You’ll have a reputation
Since there were no cross-realm functions, you often ran into the same players, and you could probably name a few of the big players from the best guilds because you always inspected them when you saw them to drool over their epic gear. Some you might have even heard of through word of mouth and nothing else.
This also meant that there were consequences to your actions as people would remember you. You might become well known as a great tank, or for having a lot of enchanting recipes, or maybe even for being a ninja looter.
Your actions and your reputation would affect your time in Azeroth, for better or for worse.
You’ll make friends in no time
Let us say you want to do a dungeon while leveling. Today you click a button, and after some time you will have a group up and ready to go. You will then be teleported to the dungeon and go on to do a dungeon that requires little to no effort to complete.
Now, let us say you played an Alliance and wanted to do Scarlet Monastery back in Classic World of Warcraft.
You would first have to either return to Ironforge in search of party members or hope that you could find some in the general chat of your current zone. After finding a few members, you might start questing together while looking for the last 1 or 2 members or chat a bit to pass the time.
Once your group was full, you would have to take the flight to Southshore as that was the closest located flight path you would have at the time. Then you would have to travel on foot from Hillsbrad to the northeastern corner of Tirisfal Glades. Then you would finally be ready to do the dungeon which also required more social interaction than today as crowd controlling mobs and planning was quite crucial for a successful run in Vanilla.
Turns out that having to work together in several ways over a few hours is a more effective bonding experience than joining a dungeon through a button.
There is a reason people today can still name a bunch of people from their original Classic World of Warcraft realm, and this is definitely one of them.
Current World of Warcraft and it’s Vanilla iteration are two entirely different games and cater to vastly different play styles. Both games have huge advantages over the other, and there is no ”best version”.

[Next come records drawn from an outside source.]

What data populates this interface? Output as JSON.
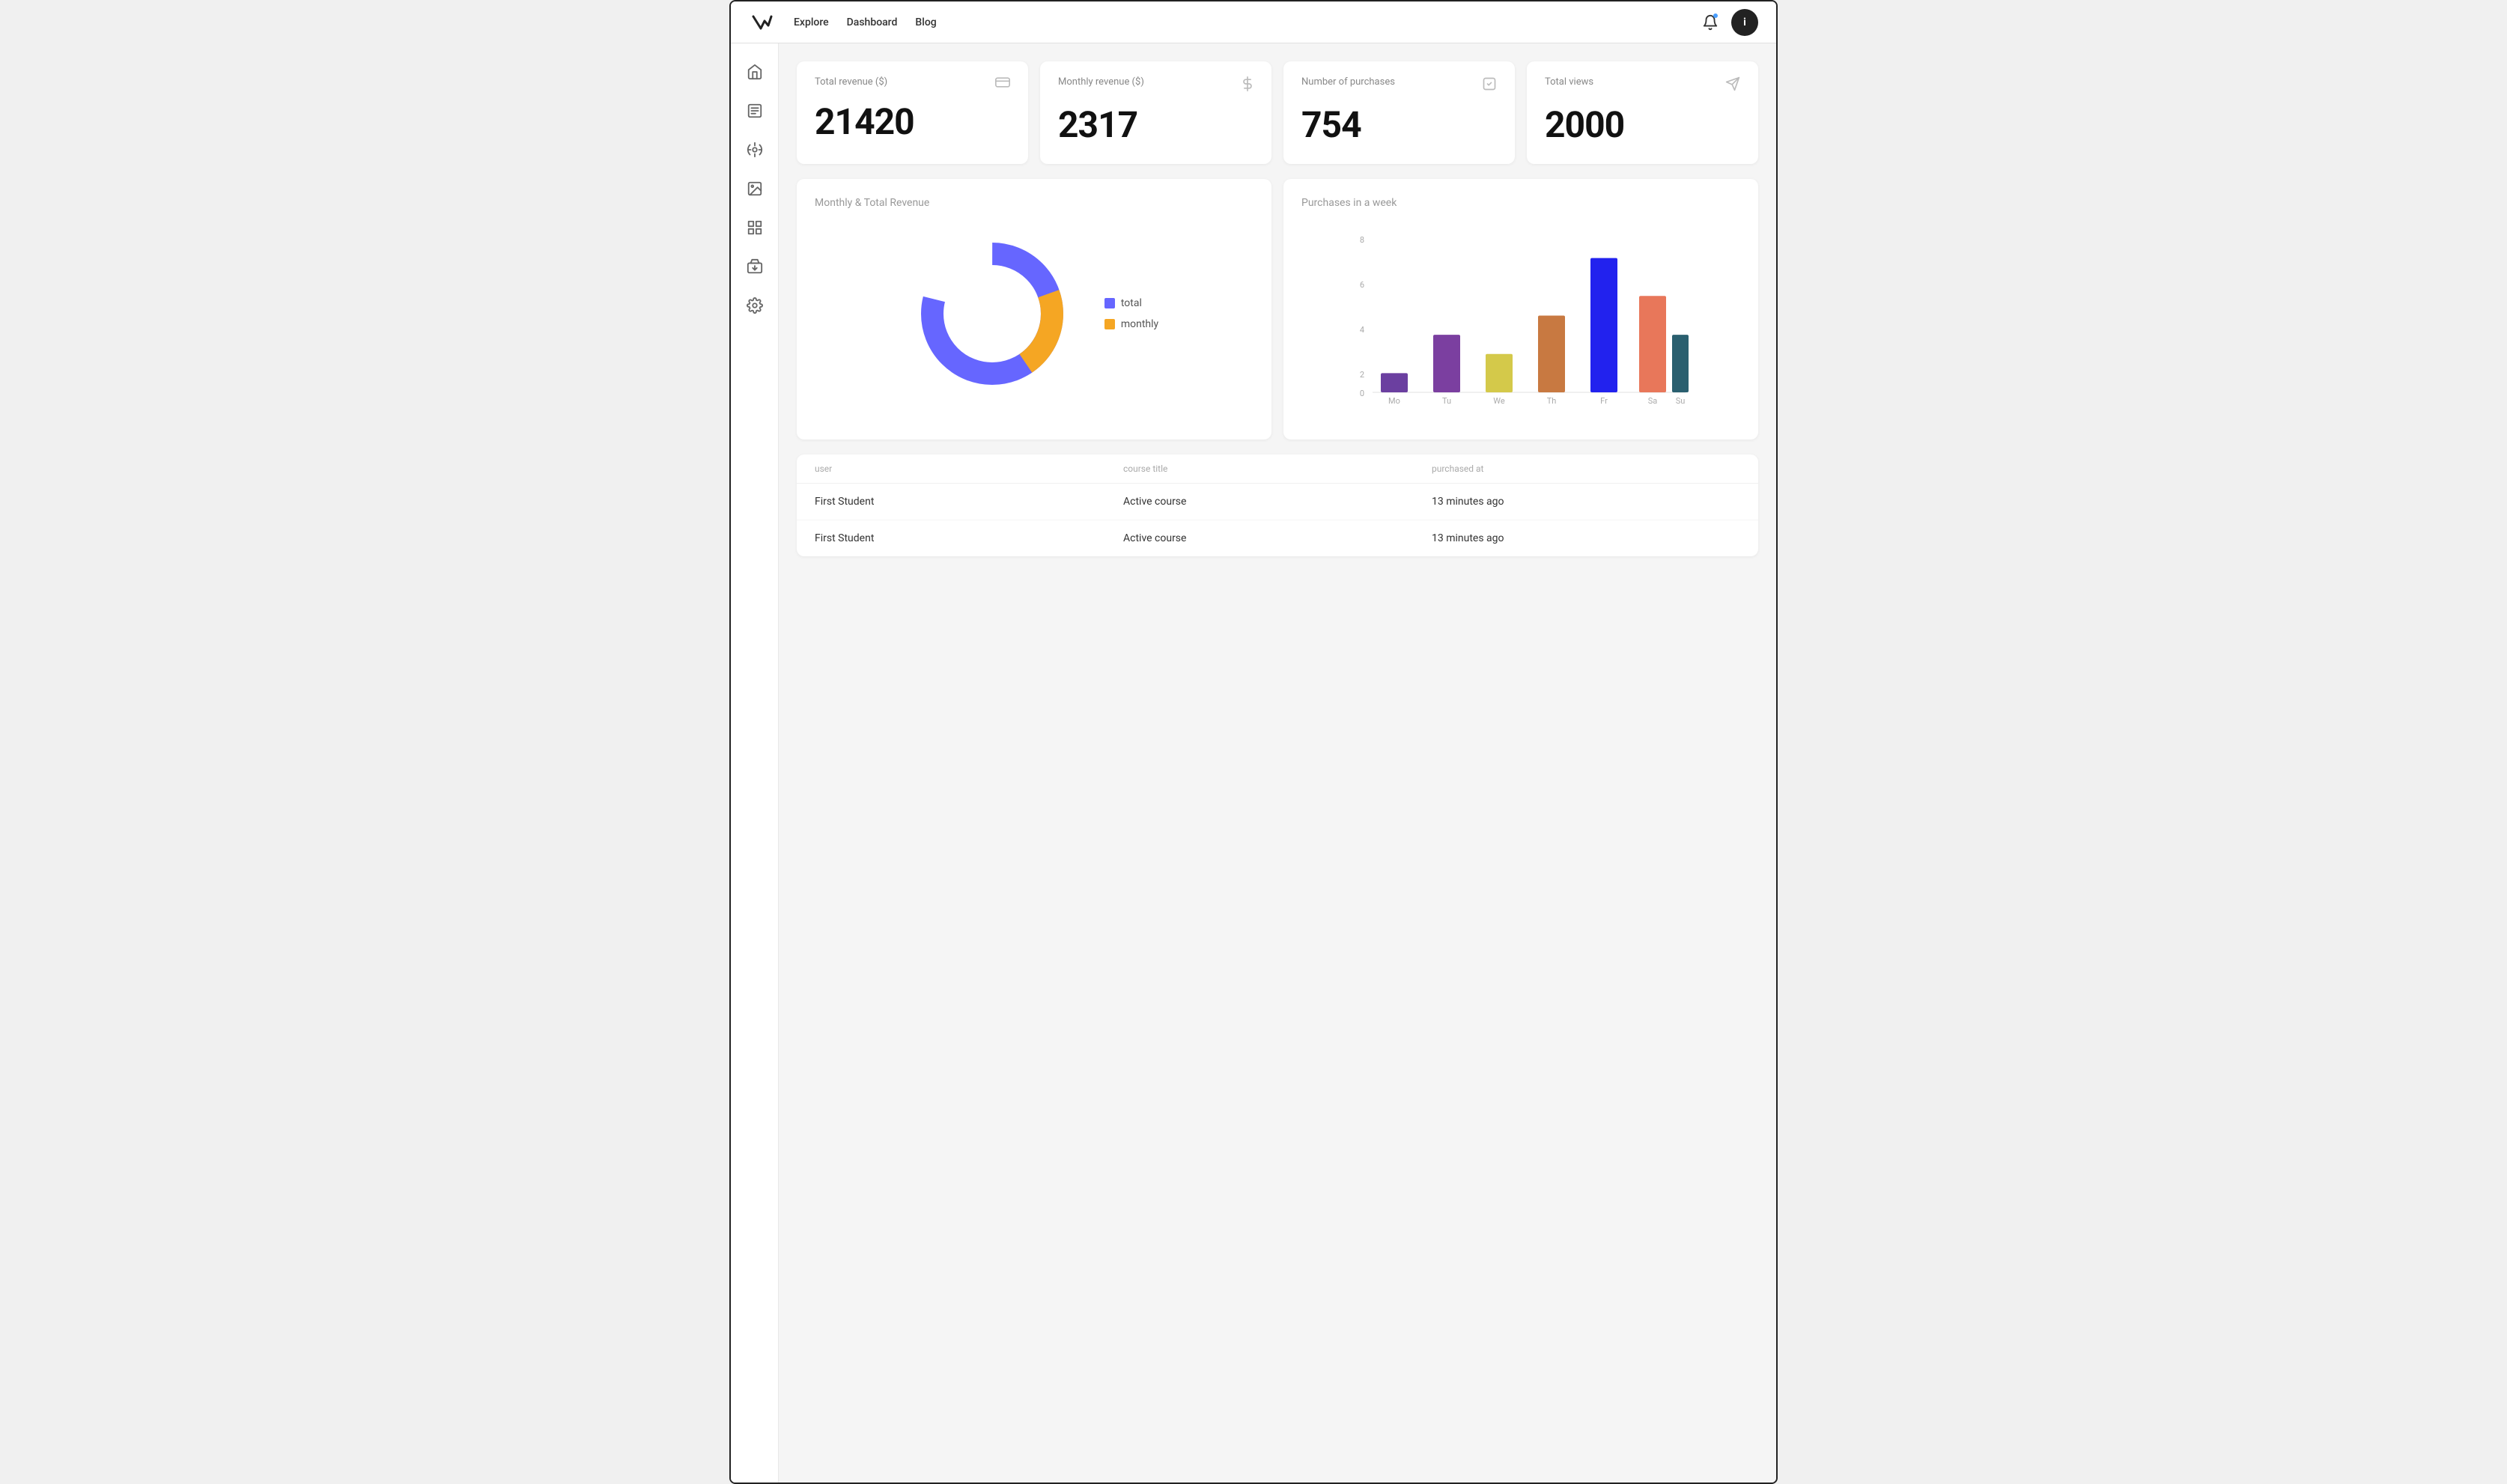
{
  "nav": {
    "links": [
      {
        "label": "Explore",
        "id": "explore"
      },
      {
        "label": "Dashboard",
        "id": "dashboard"
      },
      {
        "label": "Blog",
        "id": "blog"
      }
    ],
    "user_initial": "i"
  },
  "sidebar": {
    "items": [
      {
        "id": "home",
        "icon": "home-icon"
      },
      {
        "id": "document",
        "icon": "document-icon"
      },
      {
        "id": "tools",
        "icon": "tools-icon"
      },
      {
        "id": "image",
        "icon": "image-icon"
      },
      {
        "id": "layout",
        "icon": "layout-icon"
      },
      {
        "id": "media",
        "icon": "media-icon"
      },
      {
        "id": "settings",
        "icon": "settings-icon"
      }
    ]
  },
  "stats": [
    {
      "title": "Total revenue ($)",
      "value": "21420",
      "icon": "card-icon"
    },
    {
      "title": "Monthly revenue ($)",
      "value": "2317",
      "icon": "dollar-icon"
    },
    {
      "title": "Number of purchases",
      "value": "754",
      "icon": "check-icon"
    },
    {
      "title": "Total views",
      "value": "2000",
      "icon": "send-icon"
    }
  ],
  "donut_chart": {
    "title": "Monthly & Total Revenue",
    "legend": [
      {
        "label": "total",
        "color": "#6666ff"
      },
      {
        "label": "monthly",
        "color": "#f5a623"
      }
    ],
    "total_percent": 79,
    "monthly_percent": 21
  },
  "bar_chart": {
    "title": "Purchases in a week",
    "y_max": 8,
    "bars": [
      {
        "day": "Mo",
        "value": 1,
        "color": "#6b3fa0"
      },
      {
        "day": "Tu",
        "value": 3,
        "color": "#7b3fa0"
      },
      {
        "day": "We",
        "value": 2,
        "color": "#d4c94a"
      },
      {
        "day": "Th",
        "value": 4,
        "color": "#c87941"
      },
      {
        "day": "Fr",
        "value": 7,
        "color": "#2222ee"
      },
      {
        "day": "Sa",
        "value": 5,
        "color": "#e8775a"
      },
      {
        "day": "Su",
        "value": 3,
        "color": "#2a5f6f"
      }
    ]
  },
  "table": {
    "headers": [
      "user",
      "course title",
      "purchased at"
    ],
    "rows": [
      {
        "user": "First Student",
        "course": "Active course",
        "time": "13 minutes ago"
      },
      {
        "user": "First Student",
        "course": "Active course",
        "time": "13 minutes ago"
      }
    ]
  }
}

That said, Classic World of Warcraft is sure to bring more than a few nostalgic feelings to people who miss the more social and roleplay oriented game, and the game can’t come soon enough.